  • Inspecting to document any spalling, cracks or surface defects in concrete reinforcements or steel structures.
  • Performing calibrations and adjustments.
  • Cleaning regularly.
  • Taking inventory of equipment (including lubricants) and spare parts.
  • Planning maintenance according to manufacturer instructions.

Predictive maintenance

Predictive maintenance goes beyond standard prevention. To perform predictive maintenance, facilities collect data to determine equipment condition and prioritize repairs. Predictive maintenance data can come from:

  • Historical data collection.
  • IR camera inspection.
  • Laser alignment.
  • Vibration analysis.
  • Airborne/structure-borne ultrasound.
  • Motor circuit analysis.
  • Oil analysis.

However, software is what truly makes predictive maintenance possible. Computer maintenance management systems store plant data and make it easy to format it properly for analysis. Much equipment also has built-in data collection software. Advanced analytics programs can take this data and use it to determine the best time to perform maintenance tasks. This makes it easier for wastewater treatment plants to prioritize and schedule repairs.

Get help setting up a wastewater treatment plant maintenance schedule

A wastewater treatment plant has a complex and interconnected network of equipment. POTWs typically operate with limited staff whose other duties leave little time for intensive data collection or puzzling out complex maintenance challenges. POTW facility managers and superintendents often lack the in-house expertise and equipment to optimize their wastewater treatment plant maintenance schedule cost-effectively. Outsourcing wastewater treatment plant maintenance to wastewater engineers is a feasible option to improve maintenance plans while keeping the plant up and running.

At Fehr Graham, we are a team of skilled professionals who are committed to improving wastewater treatment plant O&M across communities. Our expertise in wastewater engineering has helped POTWs address design and maintenance challenges with innovative solutions to improve the surrounding environment and the quality of life in the communities where our clients live and work.

Fehr Graham has provided POTWs with software-based preventative and predictive maintenance plans hosted by our servers. That means there is no fee for the POTW to use the software and plan. We will work with your facility and staff to develop a customized plan to ensure the equipment lasts longer, performs as designed and crises are prevented.

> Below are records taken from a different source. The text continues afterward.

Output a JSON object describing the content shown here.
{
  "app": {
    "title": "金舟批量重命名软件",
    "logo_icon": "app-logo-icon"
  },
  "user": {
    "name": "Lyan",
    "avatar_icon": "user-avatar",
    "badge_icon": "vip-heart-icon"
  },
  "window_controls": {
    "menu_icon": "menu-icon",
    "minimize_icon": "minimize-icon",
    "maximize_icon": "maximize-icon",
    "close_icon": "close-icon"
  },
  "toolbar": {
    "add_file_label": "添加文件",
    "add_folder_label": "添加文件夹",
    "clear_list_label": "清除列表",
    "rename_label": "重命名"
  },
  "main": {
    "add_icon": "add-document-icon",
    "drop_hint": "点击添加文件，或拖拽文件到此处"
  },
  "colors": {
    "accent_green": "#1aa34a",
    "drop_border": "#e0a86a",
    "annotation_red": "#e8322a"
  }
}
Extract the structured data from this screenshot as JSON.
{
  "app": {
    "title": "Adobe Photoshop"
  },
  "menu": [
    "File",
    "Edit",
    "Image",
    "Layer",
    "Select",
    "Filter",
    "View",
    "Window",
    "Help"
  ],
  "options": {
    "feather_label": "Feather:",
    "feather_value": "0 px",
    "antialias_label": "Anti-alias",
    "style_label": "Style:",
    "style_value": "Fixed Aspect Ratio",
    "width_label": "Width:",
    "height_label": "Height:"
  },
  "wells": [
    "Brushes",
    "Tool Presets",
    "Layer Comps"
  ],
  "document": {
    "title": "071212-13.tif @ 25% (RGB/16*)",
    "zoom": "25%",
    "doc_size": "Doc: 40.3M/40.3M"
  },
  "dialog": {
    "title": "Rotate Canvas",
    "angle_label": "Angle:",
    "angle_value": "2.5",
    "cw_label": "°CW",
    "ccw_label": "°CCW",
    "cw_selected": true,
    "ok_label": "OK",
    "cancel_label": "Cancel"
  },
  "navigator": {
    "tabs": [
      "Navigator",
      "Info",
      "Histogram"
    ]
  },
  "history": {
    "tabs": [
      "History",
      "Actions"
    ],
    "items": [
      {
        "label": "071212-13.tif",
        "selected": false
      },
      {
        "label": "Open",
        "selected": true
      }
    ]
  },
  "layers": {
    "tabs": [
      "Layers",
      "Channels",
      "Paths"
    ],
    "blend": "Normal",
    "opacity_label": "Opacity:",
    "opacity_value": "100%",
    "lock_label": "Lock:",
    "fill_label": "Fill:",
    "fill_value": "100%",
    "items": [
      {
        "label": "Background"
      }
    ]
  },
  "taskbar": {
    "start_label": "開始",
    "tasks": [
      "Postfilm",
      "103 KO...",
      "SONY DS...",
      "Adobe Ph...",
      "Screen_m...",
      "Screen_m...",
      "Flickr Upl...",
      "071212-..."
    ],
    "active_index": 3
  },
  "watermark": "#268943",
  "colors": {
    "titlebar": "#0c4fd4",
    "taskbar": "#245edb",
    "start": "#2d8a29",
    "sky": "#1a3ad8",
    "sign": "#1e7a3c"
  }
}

Fehr Graham is your one-stop solution for wastewater engineering. Contact us to learn how we can help you set up a wastewater treatment plant maintenance plan or give us a call at 217.352.7688

Portrait of seth gronewold Matthew Johnson is a Professional Engineer and Structural Engineer with comprehensive experience leading water and wastewater infrastructure projects. As one of the firm’s owners, he works with clients to find solutions that best meet their needs. Matthew’s a firm believer that one size (or solution) does not fit all, so he listens to clients to help them get the outcome that’s best for their situation. He has a knack for explaining complex situations in easy-to-understand ways so clients can make the best decisions. Contact him at This email address is being protected from spambots. You need JavaScript enabled to view it. or 217.352.7688.